She takes her time in the bathtub, relieved to finally wash off the grime of the trip back to the states. Finally, she dresses in a pair of soft trousers and blouse, rarely worn but comfortable, with just the hint of sexiness. The blouse is a little sheer for public consumption, which is exactly what she’s aiming for. Gathering her supplies, she sets off for Angie’s.

In ten seconds she’s picked the lock, pleased that she’d been spotted by no one on the floor. Inside, Angie’s room looks the same as always, with the exception of a bottle of Peggy’s perfume on the nightstand near the bed. Peggy places the vase of roses, red as blood, on the counter. She plucks three of them and pulls their petals to spread on the bed that will be barely large enough to hold the two of them, but they’ll figure out a way to make it work. Then she turns on the radio, very softly, and waits.

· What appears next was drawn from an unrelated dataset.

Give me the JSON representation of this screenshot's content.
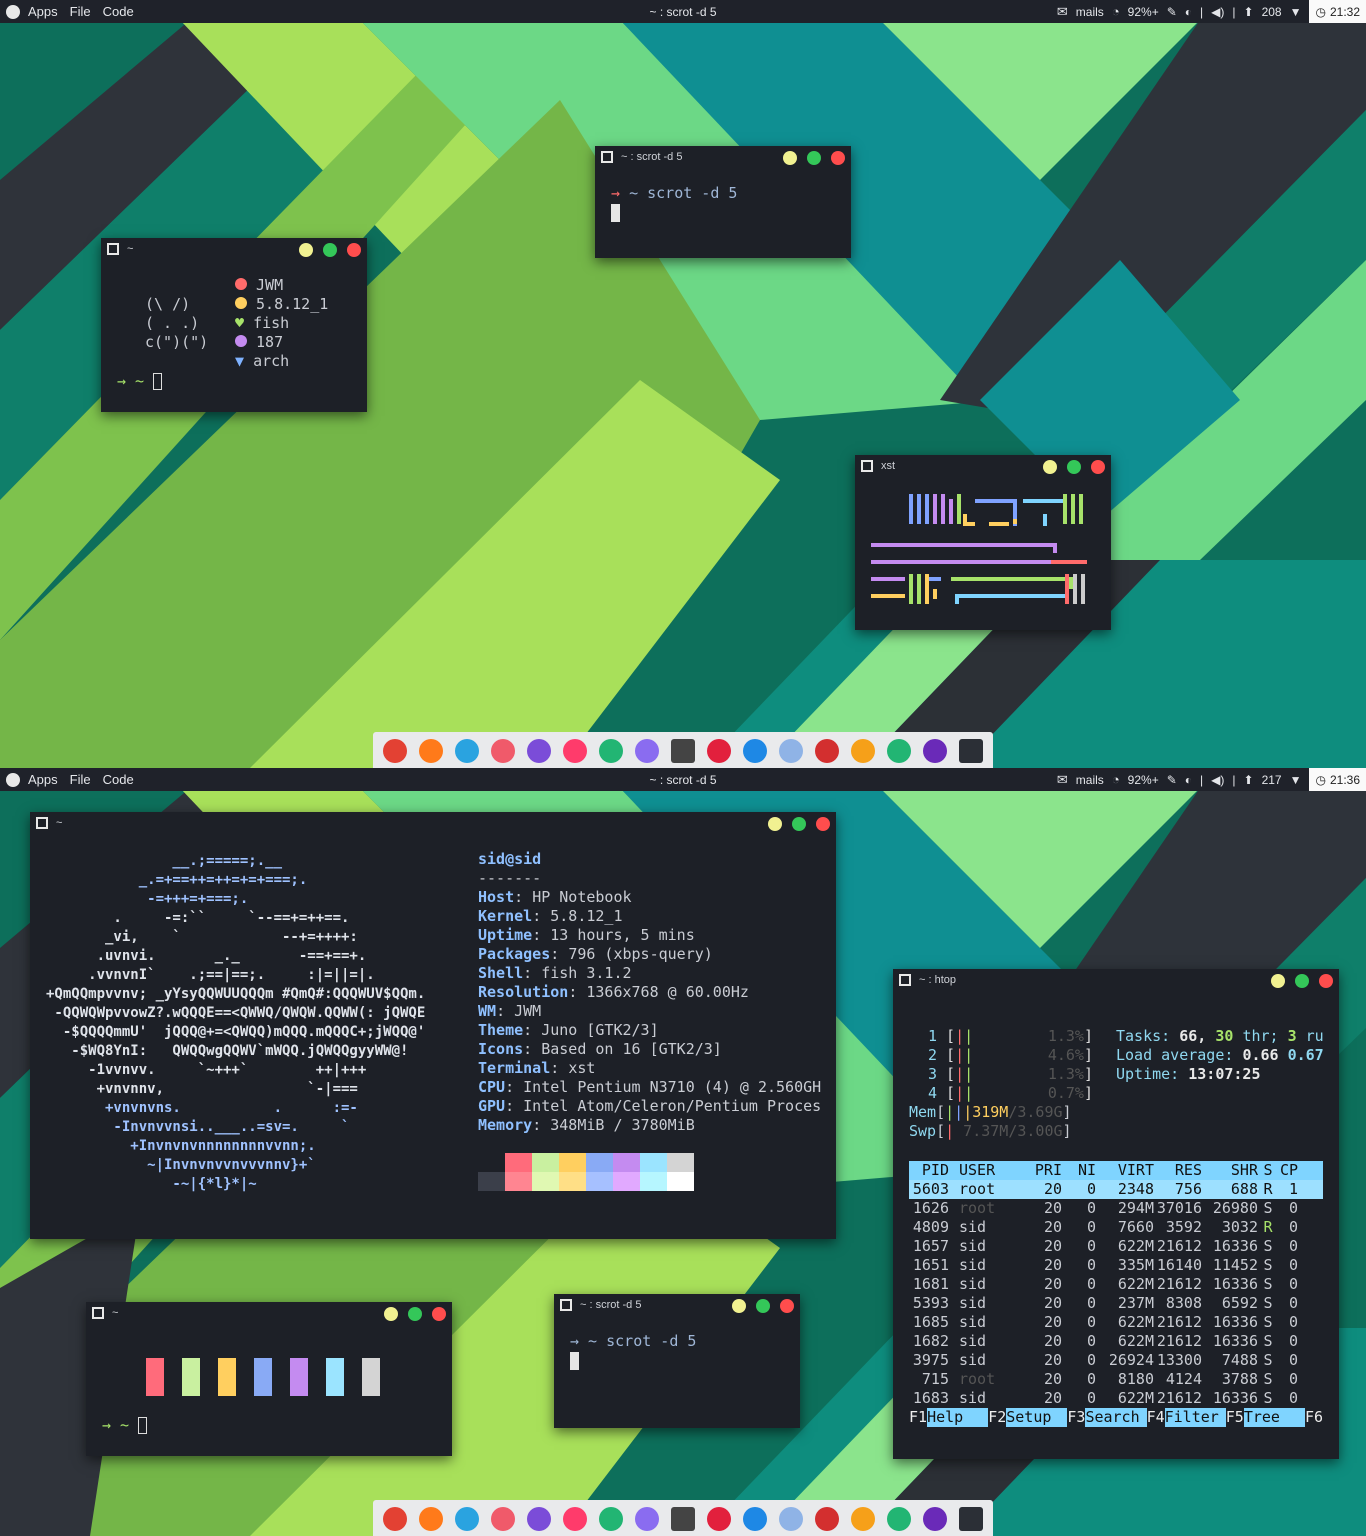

She estimates it’s near five when the key turns in the lock, and Angie stumbles in. Once the light is on, Angie drops her pocketbook on the chair, turns to face the bed, and stops dead in her tracks. She puts a hand to her mouth but otherwise makes no sound.

“I’m home,” Peggy says, and watches the tears come; perhaps they are the same tears that Angie’s been holding back since the night she left. In a moment she’s off the bed and in her lover’s arms, clinging tightly as Angie presses her face to Peggy’s neck.

Angie laughs through her tears. “Damn, English, you scared the hell outta me, but I am sure glad to see you. Took you long enough.”

“Not so long, sweet darling,” Peggy says, and kisses her. It’s the first time she’s been able to properly kiss her without the weight of imminent danger and fear looming, and it makes it all the better. “You seem well.”

“I am now,” she replies. “I’ve been worried about you. I saw the news about that guy Stark getting cleared, and they mentioned your name but there wasn’t a picture. Said it was some weird mistake and that you were just a phone operator who got sucked into the case.”

“Indeed. It’s part of my cover, although it may be a while until they send me on any missions for a time. I want the furor to die down a bit before putting myself out there again.”

“Well, you won’t get any complaints from me.” Angie leans in for another kiss. “I missed you so much, Pegs. I hope that’s okay.”

“Of course it is. It’s more than okay. I missed you too. I thought of you all the time.” She had, far more than she’d anticipated. Fantasies of Angie had filled Peggy’s days and nights, not to mention her dreams.

“You did?” Angie almost seems surprised when Peggy nods. “That’s nice. You know what I thought about most while you were gone?”


“That dance you promised, and when I’d get to have it.”

Peggy strokes Angie’s cheek, then kisses the same path her fingers take. “I don’t know that I’m up for a dance out in the city, but I wouldn’t mind taking a turn about the floor right here. We’ve got a radio, and I brought some bread and cheese and a nice bottle of wine.” She swallows. “We can stay in for the night.”

Angie’s breath is unsteady in Peggy’s ear. “That sounds real good, English. You sure know how to plan ahead.”

“I always do.”

Peggy reaches back and turns the radio up. The song is nice and slow, so they dance.

-the end